Take from the records below each line that holds "icon".

● **Data extract**
▬▬▬
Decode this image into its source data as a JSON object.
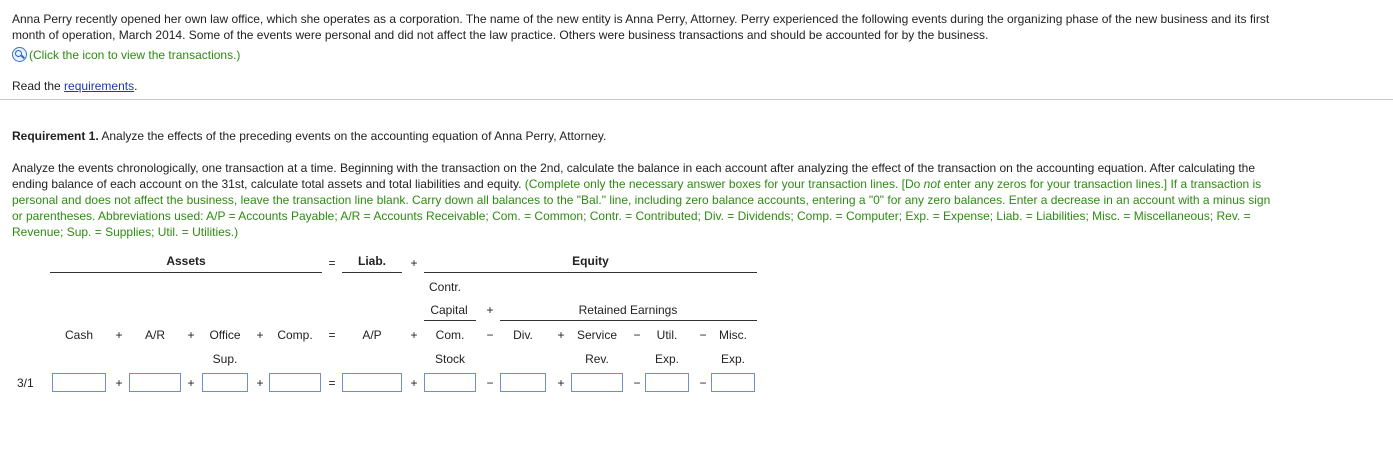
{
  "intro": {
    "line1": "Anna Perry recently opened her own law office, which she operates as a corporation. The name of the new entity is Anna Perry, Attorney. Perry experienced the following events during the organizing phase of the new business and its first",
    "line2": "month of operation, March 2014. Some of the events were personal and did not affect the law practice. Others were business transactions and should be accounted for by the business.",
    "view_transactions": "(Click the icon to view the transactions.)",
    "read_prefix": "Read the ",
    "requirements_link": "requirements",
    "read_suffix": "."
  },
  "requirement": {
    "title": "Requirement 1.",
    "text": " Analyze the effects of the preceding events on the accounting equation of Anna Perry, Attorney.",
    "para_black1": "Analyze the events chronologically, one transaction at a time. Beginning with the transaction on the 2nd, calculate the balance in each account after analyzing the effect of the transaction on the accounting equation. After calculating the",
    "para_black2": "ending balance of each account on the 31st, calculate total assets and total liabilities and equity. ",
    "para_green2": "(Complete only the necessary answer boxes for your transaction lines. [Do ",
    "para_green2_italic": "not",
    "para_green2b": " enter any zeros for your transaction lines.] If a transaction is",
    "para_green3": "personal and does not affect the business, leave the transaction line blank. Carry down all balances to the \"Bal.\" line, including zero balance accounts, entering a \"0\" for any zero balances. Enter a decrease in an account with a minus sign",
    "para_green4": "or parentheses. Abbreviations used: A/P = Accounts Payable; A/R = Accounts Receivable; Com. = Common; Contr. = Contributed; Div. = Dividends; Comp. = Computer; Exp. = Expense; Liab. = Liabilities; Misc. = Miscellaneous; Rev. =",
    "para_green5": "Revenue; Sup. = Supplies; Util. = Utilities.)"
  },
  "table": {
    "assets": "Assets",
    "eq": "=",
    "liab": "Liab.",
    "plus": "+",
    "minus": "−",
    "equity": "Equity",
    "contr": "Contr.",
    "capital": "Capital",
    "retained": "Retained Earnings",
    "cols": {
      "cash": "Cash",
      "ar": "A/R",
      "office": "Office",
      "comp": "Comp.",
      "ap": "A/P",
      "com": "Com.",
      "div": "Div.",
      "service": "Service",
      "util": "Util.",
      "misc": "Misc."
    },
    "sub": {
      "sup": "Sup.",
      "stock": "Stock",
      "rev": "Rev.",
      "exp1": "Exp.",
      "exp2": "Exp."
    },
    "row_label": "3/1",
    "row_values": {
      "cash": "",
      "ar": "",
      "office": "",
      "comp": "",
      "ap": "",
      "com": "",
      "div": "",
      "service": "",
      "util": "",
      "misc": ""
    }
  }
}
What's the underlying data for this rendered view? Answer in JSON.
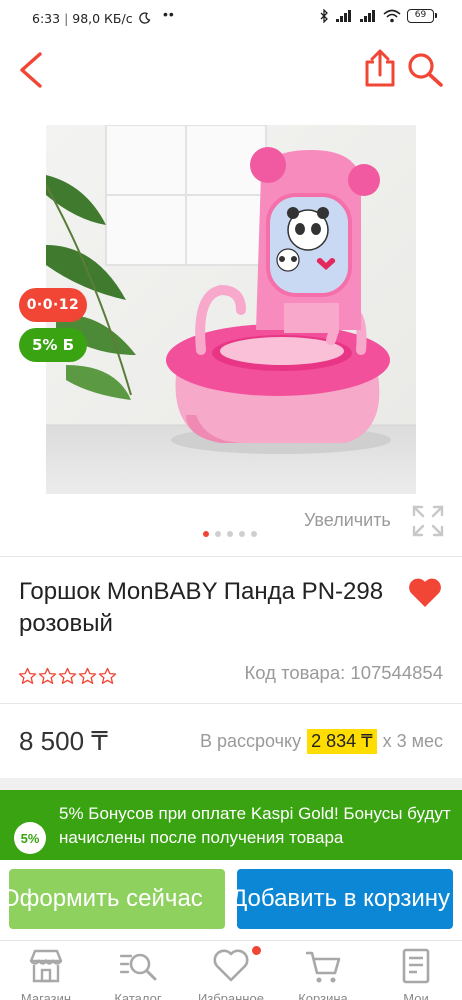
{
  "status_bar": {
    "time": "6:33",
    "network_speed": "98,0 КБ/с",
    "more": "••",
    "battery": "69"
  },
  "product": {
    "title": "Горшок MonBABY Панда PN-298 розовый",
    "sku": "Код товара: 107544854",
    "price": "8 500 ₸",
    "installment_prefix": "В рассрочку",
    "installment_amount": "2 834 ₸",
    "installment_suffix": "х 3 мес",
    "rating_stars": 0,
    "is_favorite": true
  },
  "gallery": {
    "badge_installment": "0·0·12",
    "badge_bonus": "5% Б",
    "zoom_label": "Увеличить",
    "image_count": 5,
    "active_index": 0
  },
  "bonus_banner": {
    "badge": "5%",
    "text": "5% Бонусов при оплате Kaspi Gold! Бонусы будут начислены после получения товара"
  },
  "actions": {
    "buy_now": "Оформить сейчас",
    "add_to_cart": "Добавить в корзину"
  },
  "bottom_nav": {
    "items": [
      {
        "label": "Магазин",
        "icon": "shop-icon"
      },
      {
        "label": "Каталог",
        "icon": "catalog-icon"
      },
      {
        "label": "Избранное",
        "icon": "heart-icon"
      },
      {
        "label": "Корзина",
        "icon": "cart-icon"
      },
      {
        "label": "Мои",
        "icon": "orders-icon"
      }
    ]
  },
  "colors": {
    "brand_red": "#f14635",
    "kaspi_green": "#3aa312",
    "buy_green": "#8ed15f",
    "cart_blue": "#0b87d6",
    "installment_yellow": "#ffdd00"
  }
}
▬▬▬
● **Answer**
    "view_transactions": "(Click the icon to view the transactions.)",
        "icon": "shop-icon"
        "icon": "catalog-icon"
        "icon": "heart-icon"
        "icon": "cart-icon"
        "icon": "orders-icon"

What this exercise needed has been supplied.